The school voted and decided to adopt IB! Ten years ago, a group of teachers was asked to

pilot the IB program and present the findings about the effectiveness and appropriateness of the program to fellow staff and community.

The community and staff had the opportunity to vote on adopting the program after hearing the teachers’ presentation.

Because the teachers had a say in including the IB program they were more motivated to incorporate it in their classrooms.

Page 15: International Mindedness in the International Baccalaureate Classroom

Conclusion

This experience has been valuable because I have deepened my own understanding of the IB program, real IB practices, and how IB relates to teachers’ perceptions of international education.

I would like to continue to research IB teachers’ perceptions of international mindedness and how that leads to changes in their practice.

Page 16: International Mindedness in the International Baccalaureate Classroom

Reflection• Here is graphic I created to demonstrate how

conducting my own qualitative study has informed my previous theories on teachers’ perceptions of international mindedness and applications to my own professional practice.

• As I collected research, analyzed data, and reanalyzed theories about IB and international mindedness, I started to see the connection between teachers’ perceptions of IB and how that molds their practice and influences their curricular decisions.

• This connection influenced my thinking about my research goals on this topic.

Page 17: International Mindedness in the International Baccalaureate Classroom

Reflection

Page 18: International Mindedness in the International Baccalaureate Classroom

References• IBO (2011). MYP Program. Retrieved from

http://www.ibo.org/myp/curriculum/interaction/

• Merryfield, M. (2003). Like a veil: Cross-cultural experiential learning online. Contemporary Issues in Technology and Teacher Education 3(2), 146-171.

• Maxwell, J. (2005). Qualitative Research Design: An Interactive Approach (2nd edition). Thousand Oaks, California: Sage Publications. 

• Strauss, A. (1990). Getting started.
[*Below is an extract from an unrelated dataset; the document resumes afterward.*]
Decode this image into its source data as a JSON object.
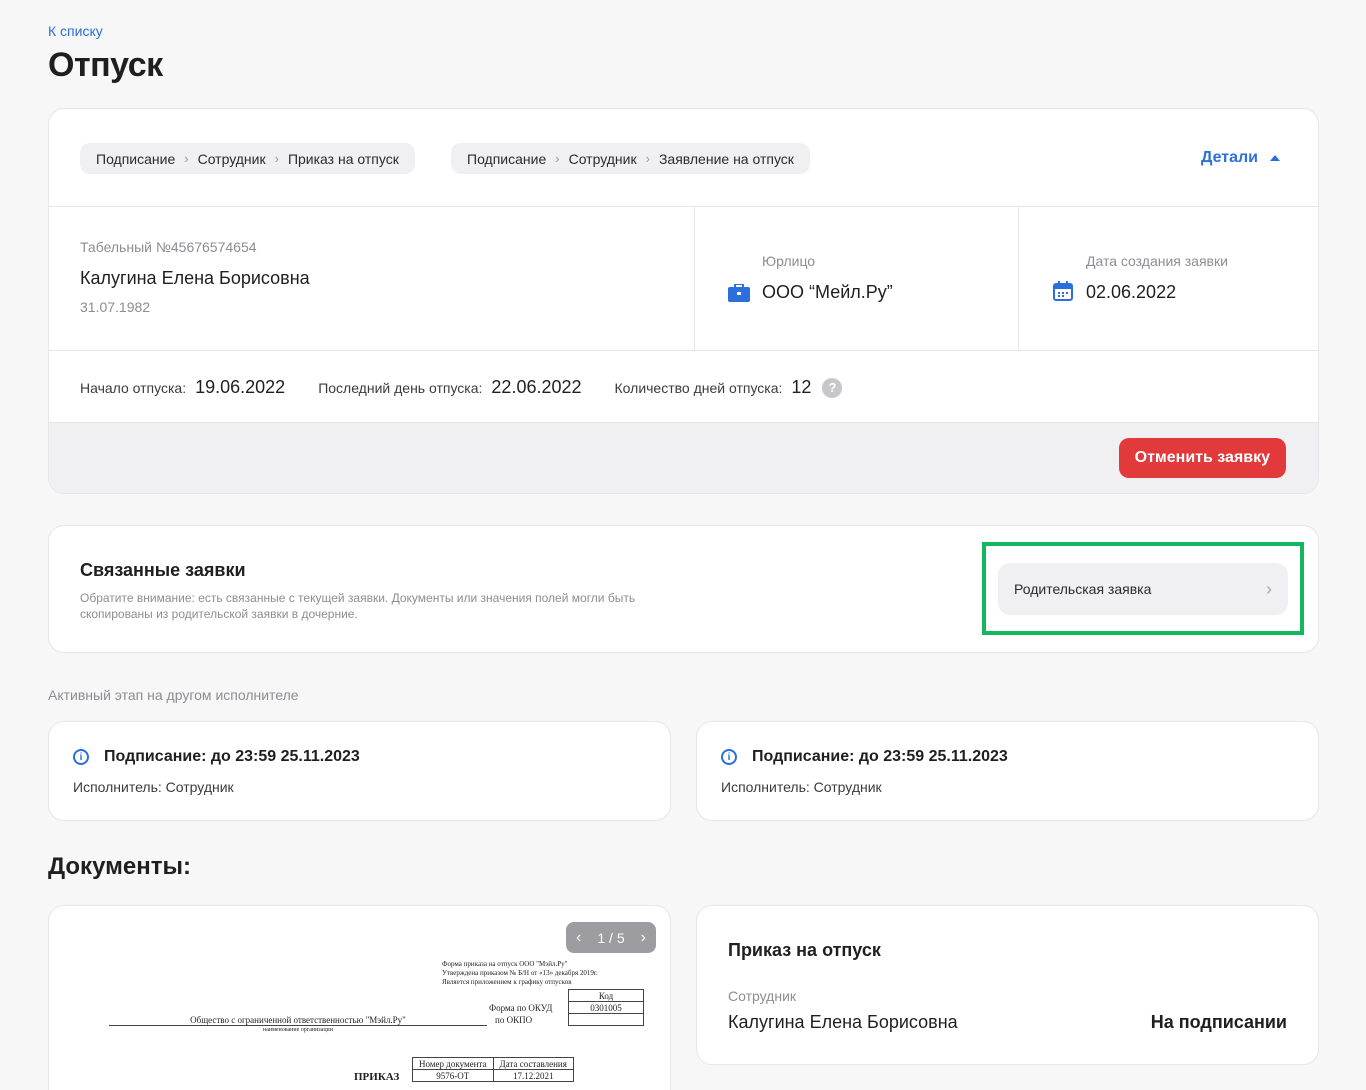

In A. Strauss & J. Corbin (Eds.), Basics of qualitative research: grounded theory procedures and techniques (33-47). Newbury Park, CA: Sage Publications.